Hand Calluses: The Facts
What are hand calluses?
Put simply, calluses are layers of dead skin that begin to build up and harden. The palms and soles of the feet are the body parts that receive the most stress and trauma. As a result, these are the areas on which calluses most often develop. The layers of dead skin, referred to as a callus, serves to protect the body from threats like infection and stress damage.
Why do calluses form?
In the simplest terms, calluses form when friction changes the skin redevelopment cycle. Unnatural tugging, pulling and rubbing of the skin can lead to heat-induced trauma caused by the friction of the motion. The skin that is affected by this type of stress is unable to regenerate properly, causing more dead skin than is typical in the natural skin reformation pattern. While calluses are caused by friction, they also serve to protect the body from future trauma and salvage the new skin forming beneath the surface.
How does lifting cause calluses?

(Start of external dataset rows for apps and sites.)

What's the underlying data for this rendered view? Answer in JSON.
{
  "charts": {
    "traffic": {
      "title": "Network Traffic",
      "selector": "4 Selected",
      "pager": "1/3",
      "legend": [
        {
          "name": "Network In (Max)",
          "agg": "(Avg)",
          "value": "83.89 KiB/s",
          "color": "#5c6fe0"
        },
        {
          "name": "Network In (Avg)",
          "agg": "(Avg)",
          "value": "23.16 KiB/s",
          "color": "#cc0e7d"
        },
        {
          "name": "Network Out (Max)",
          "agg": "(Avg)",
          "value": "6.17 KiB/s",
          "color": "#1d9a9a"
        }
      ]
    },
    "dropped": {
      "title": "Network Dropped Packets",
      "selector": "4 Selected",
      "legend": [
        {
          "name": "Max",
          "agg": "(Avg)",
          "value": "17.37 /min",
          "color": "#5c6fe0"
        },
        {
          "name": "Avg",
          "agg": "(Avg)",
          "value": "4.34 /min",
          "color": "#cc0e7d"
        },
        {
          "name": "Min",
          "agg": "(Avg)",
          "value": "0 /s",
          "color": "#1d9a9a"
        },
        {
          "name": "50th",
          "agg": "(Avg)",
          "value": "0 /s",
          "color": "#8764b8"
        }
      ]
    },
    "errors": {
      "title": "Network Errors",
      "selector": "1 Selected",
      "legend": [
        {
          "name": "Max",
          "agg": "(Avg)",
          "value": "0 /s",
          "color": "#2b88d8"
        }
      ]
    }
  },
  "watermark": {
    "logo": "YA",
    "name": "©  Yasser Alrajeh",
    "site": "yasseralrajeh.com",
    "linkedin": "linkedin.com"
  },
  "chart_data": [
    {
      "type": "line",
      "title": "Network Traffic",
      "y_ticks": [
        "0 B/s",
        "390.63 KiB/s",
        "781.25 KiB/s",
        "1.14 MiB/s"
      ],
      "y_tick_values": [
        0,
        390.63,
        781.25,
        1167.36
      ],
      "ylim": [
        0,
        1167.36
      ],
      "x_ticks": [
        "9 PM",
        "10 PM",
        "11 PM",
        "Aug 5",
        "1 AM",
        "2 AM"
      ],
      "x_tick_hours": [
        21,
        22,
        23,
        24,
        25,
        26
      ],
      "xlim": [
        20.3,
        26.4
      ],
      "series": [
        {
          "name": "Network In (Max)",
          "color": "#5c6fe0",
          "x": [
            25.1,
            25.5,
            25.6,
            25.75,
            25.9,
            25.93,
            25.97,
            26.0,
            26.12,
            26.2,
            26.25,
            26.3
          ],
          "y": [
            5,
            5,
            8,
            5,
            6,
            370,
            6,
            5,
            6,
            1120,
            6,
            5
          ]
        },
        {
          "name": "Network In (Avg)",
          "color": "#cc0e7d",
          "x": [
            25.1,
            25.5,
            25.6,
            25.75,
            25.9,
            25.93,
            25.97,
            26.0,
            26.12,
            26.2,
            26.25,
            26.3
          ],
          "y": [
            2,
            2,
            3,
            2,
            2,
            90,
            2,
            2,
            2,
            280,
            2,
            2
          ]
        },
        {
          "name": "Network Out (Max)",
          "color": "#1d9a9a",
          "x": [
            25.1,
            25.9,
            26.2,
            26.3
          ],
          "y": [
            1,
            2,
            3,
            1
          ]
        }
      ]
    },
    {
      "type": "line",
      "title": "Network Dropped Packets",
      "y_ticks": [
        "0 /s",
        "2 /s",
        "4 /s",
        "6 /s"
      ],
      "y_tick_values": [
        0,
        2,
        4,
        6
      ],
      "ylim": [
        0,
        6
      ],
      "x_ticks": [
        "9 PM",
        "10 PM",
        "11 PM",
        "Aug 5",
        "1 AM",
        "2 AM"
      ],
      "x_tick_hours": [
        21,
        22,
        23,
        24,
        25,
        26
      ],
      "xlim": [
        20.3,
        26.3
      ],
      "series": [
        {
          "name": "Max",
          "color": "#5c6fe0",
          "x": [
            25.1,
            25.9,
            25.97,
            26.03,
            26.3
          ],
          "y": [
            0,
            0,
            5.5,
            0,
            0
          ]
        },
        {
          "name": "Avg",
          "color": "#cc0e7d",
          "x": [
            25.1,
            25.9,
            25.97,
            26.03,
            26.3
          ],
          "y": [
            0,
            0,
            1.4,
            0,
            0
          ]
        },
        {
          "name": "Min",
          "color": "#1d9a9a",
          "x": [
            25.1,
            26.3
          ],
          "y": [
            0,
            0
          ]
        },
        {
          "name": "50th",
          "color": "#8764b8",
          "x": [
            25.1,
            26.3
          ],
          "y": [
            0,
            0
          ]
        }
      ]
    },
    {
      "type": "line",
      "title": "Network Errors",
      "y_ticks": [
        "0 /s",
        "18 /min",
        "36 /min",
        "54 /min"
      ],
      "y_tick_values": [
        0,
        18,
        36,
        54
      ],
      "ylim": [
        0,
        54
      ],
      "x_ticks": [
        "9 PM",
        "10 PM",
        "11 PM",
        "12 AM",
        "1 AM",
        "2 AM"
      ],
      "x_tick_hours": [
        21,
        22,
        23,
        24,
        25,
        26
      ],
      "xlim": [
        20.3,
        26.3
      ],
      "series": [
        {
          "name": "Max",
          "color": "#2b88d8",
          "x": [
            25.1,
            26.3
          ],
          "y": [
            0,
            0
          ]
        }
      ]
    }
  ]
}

Calluses typically occur when skin is exposed to friction caused when it rubs or grinds against a surface. Weightlifting requires that you wrap your hands around a metal bar loaded with heavy weights. There are a number of different places in which pinching, squeezing, and rubbing can lead to calluses. Calluses can often be a sign of a weak grip. When lifting with a steady grip, there is less movement of the hand and less opportunity for friction to cause calluses. It is very common for calluses to begin on the pinky finger due to this being the weakest part of the hand. A fulfilling weightlifting routine constantly involves pushing yourself to lift more weight, making calluses an unfortunate but likely side effect. If you are tired of being hampered by the presence of calluses then do not miss out on the opportunity to try a pair of the most innovative, effective gloves available.